indeed, our Sonus Paradisi team was in Caen and did record the Cavaille-Coll instrument there. It is real Cavaille-Coll instrument well preserved and carefully restored into the original condition, and as I learned from the R. Davy (he was much respected expert on CC organs in France) book about the organ, this Caen instrument is ranked among the 4 or 5 best Cavaille-Coll organs! As far as I know, it will be the first big, genuine Cavaille-Coll virtual instrument for Hauptwerk 3! It is quite incredible in its sonority (based on not less than ten 16' stops) and color (15 reed stops, plentiful mutations, rich Positif and Recit). This is big challenge for our Sonus Paradisi team. I can only hope that I will fulfill the expectations. Nevertheless, according to my experience it will be very good work since the acoustical conditions during the recording were almost optimal.
Now, there are some 3 bussy months ahead of us with the post-production to bring the sample set to life.

I was not prepared to announce this publicly since NOTHING is ready so far - no web, no demos... Those, who follow the Sonus Paradisi web pages know, that I have the habit of announcing the new instruments only when they are almost ready.
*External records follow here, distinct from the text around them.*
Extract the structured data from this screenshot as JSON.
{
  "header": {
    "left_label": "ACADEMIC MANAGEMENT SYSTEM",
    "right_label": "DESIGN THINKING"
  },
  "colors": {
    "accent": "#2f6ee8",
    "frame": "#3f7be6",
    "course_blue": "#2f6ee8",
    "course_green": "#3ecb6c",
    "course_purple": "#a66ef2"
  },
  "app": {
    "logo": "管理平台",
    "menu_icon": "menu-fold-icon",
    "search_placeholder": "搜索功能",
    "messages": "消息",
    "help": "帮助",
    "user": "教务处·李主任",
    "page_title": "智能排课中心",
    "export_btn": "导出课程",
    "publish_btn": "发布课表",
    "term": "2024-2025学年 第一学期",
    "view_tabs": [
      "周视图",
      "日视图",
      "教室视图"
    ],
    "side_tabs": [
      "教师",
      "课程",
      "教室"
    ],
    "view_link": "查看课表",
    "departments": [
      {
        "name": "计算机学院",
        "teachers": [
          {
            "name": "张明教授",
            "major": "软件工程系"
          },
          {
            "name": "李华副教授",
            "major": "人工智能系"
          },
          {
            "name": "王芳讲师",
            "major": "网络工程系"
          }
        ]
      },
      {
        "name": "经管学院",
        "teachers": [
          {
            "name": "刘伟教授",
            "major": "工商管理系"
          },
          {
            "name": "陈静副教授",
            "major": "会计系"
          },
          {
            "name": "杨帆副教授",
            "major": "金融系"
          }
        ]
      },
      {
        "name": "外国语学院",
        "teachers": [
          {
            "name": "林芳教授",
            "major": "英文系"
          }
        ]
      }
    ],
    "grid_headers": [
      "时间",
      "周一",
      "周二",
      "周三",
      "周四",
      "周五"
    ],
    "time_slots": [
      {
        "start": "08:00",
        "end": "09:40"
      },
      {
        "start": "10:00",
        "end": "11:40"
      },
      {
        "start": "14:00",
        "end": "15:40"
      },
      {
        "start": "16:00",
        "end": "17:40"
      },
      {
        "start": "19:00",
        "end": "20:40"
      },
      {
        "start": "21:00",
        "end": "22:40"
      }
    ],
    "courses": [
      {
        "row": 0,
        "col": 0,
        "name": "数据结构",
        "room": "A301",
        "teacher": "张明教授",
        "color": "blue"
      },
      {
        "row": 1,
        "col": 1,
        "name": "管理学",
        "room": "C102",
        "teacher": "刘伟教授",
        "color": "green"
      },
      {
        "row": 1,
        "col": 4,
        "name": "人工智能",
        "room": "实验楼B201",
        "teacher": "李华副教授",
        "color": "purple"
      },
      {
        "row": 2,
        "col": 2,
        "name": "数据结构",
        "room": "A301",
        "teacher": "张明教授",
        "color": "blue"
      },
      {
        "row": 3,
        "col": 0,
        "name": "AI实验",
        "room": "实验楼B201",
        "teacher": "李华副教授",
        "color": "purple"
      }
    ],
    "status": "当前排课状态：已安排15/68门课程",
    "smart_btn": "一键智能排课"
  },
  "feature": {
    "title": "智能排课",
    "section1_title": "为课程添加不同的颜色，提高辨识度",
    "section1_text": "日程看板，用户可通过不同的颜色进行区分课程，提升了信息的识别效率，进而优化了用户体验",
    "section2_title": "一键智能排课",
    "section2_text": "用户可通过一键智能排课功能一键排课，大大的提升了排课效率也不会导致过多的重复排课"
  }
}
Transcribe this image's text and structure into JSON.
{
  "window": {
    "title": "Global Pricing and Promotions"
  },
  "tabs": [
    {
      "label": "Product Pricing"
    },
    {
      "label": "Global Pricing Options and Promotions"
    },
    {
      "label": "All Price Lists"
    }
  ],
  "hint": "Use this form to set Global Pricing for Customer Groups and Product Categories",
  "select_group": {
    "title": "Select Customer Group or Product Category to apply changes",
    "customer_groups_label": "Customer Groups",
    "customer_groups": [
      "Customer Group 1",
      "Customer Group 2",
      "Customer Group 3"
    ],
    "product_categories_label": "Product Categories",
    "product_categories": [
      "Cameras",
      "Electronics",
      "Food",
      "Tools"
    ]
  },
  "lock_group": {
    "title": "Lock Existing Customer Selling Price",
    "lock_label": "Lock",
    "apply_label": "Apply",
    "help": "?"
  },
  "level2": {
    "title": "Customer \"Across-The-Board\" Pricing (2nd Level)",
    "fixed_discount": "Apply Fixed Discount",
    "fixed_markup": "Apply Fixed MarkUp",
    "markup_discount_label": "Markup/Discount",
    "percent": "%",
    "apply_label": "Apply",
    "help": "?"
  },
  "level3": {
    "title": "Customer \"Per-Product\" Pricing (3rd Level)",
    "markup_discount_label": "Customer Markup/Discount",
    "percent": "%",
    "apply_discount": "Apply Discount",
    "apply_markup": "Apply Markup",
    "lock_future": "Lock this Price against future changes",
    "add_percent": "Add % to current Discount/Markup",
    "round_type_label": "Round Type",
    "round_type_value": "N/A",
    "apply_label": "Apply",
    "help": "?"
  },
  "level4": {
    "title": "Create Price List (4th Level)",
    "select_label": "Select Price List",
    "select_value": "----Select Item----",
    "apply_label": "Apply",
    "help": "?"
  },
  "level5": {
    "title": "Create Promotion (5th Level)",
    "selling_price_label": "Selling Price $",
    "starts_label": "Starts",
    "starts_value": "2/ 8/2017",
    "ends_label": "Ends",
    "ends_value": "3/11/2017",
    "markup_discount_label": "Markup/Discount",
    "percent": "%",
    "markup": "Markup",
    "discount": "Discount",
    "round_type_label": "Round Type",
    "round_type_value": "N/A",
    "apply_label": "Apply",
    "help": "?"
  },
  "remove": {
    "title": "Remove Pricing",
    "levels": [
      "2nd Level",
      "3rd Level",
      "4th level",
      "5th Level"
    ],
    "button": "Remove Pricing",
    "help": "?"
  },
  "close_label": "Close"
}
This cannot be said about our Cavaille-Coll instrument. As far as the France is concerned, you can now enjoy our sample sets featuring classical French instrument of St. Maximin(for older repertoire) and the Forcalquier sample set which has very present and "spicy" sound good for great variety of repertoire.
I also hope that later today or at latest next week, another big surprise for the Hauptwerk community will appear as the work on our newest sample set featuring an important Silbermann's opus gets almost ready.
zurek
Member
 
Posts: 571
Joined: Mon Mar 17, 2003 9:38 am
Location: Prague
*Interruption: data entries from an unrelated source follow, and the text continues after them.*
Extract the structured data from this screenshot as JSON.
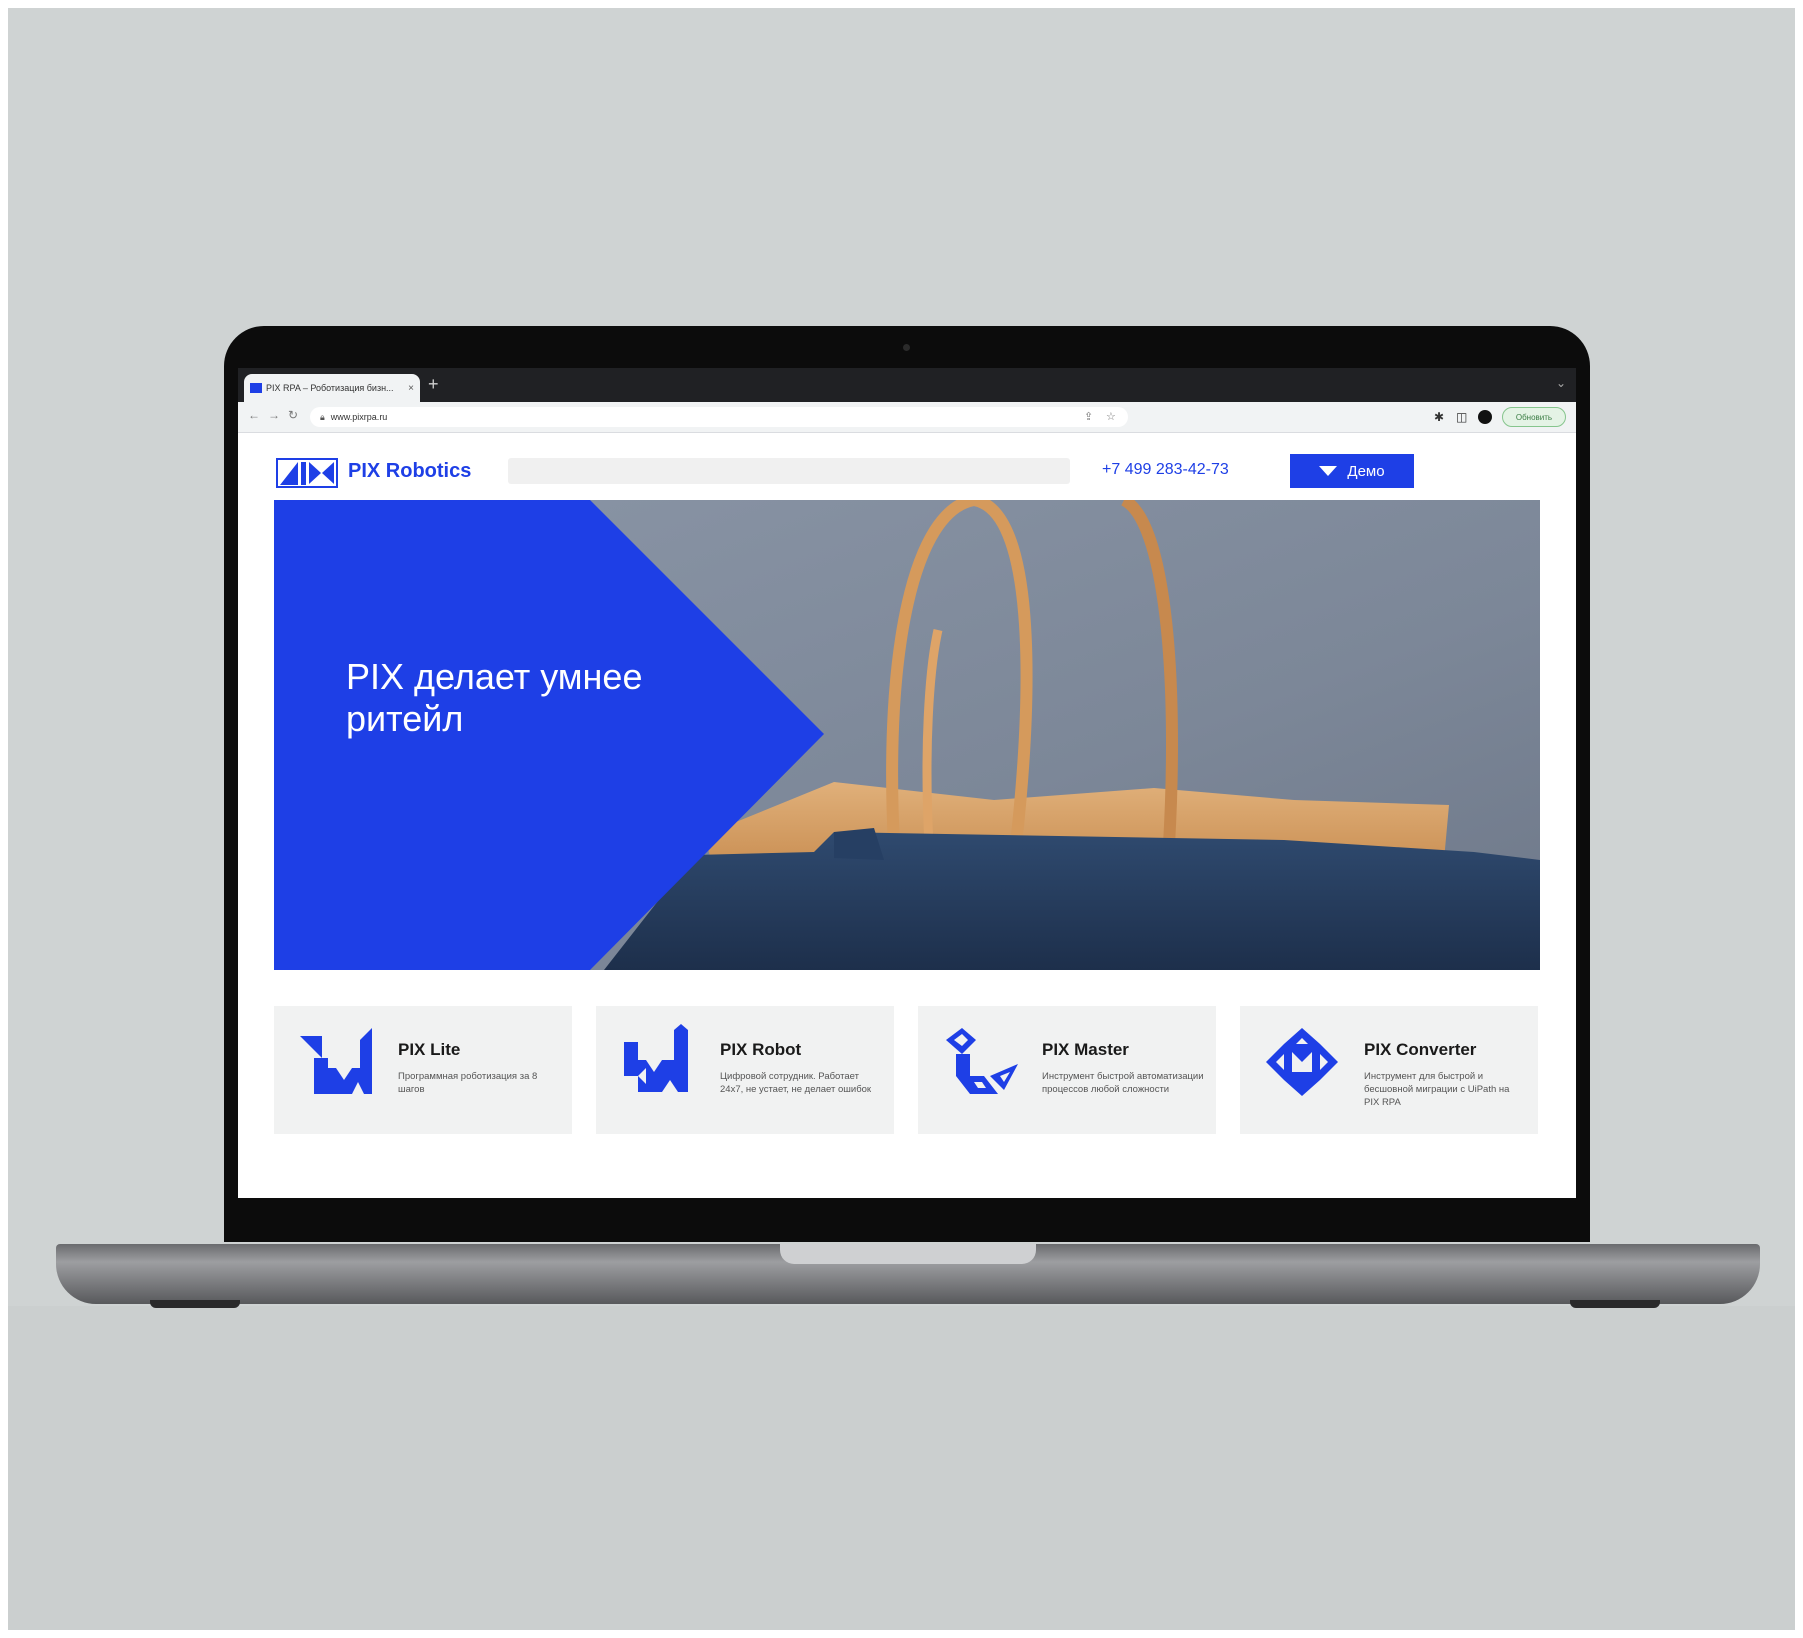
{
  "browser": {
    "tab_title": "PIX RPA – Роботизация бизн...",
    "tab_close": "×",
    "new_tab": "+",
    "url": "www.pixrpa.ru",
    "update_label": "Обновить"
  },
  "header": {
    "logo_text": "PIX Robotics",
    "phone": "+7 499 283-42-73",
    "demo_label": "Демо"
  },
  "hero": {
    "title": "PIX делает умнее\nритейл"
  },
  "products": [
    {
      "title": "PIX Lite",
      "desc": "Программная роботизация за 8 шагов"
    },
    {
      "title": "PIX Robot",
      "desc": "Цифровой сотрудник. Работает 24x7, не устает, не делает ошибок"
    },
    {
      "title": "PIX Master",
      "desc": "Инструмент быстрой автоматизации процессов любой сложности"
    },
    {
      "title": "PIX Converter",
      "desc": "Инструмент для быстрой и бесшовной миграции с UiPath на PIX RPA"
    }
  ],
  "colors": {
    "brand_blue": "#1e3fe6",
    "backdrop": "#cfd3d3",
    "card_bg": "#f1f2f2"
  }
}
Postby Martin_Dümig » Fri Sep 26, 2008 5:41 am

Very exciting news - Jiri!

--- edit --- sorry - didn't read whole thread - this link was already given several times...
Cavaille Colle: http://abbaye-aux-hommes.cef.fr/culture/musique01a.htm

Which Silbermann will that be? We already have two Gottfried Silbermann Organs with two manuals and one with one manual, but no one with three... and we dont have any Andreas Silbermann organ yet, which are more french in disposition...

Nothing yet to see on the homepage of sonusparadisi, so we have to wait...

Martin
Last edited by Martin_Dümig on Fri Sep 26, 2008 8:34 am, edited 1 time in total.
You can play Bach on every organ.
User avatar
Martin_Dümig
Member
 
Posts: 286
Joined: Wed Dec 10, 2003 11:54 am
Location: Germany, Bayern, Neufahrn bei Freising

Postby imcg110 » Fri Sep 26, 2008 6:02 am

This may excite!!

http://abbaye-aux-hommes.cef.fr/bouvet/page6/page6.html

Some sound samples from the site of Alain Bouvet, Titulaire of St Etienne
Last edited by imcg110 on Sat Sep 27, 2008 5:22 am, edited 1 time in total.
User avatar
imcg110
Member
 
Posts: 831
Joined: Fri Jun 29, 2007 6:25 am
Location: Scotland

Postby Fazioli » Sat Sep 27, 2008 5:17 am

imcg110 wrote:This may excite!!

http://abbaye-aux-hommes.cef.fr/bouvet/page6/page6.html

From the site of Alain Bouvet, Titulaire of St Etienne


It really is an nice instrument!
Fazioli
Member
 
Posts: 358
Joined: Fri Feb 03, 2006 3:59 pm
Location: Utrecht - Netherlands

Postby Jan Škvařil » Sat Sep 27, 2008 5:47 am

Some pictures from recent recording.

http://skvarjan.rajce.idnes.cz/Cavaille-Coll_Caen/
Jan Škvařil
Member
 
Posts: 14
Joined: Thu Sep 29, 2005 4:02 am

PreviousNext

Return to Hauptwerk instruments

Who is online

Users browsing this forum: No registered users and 1 guest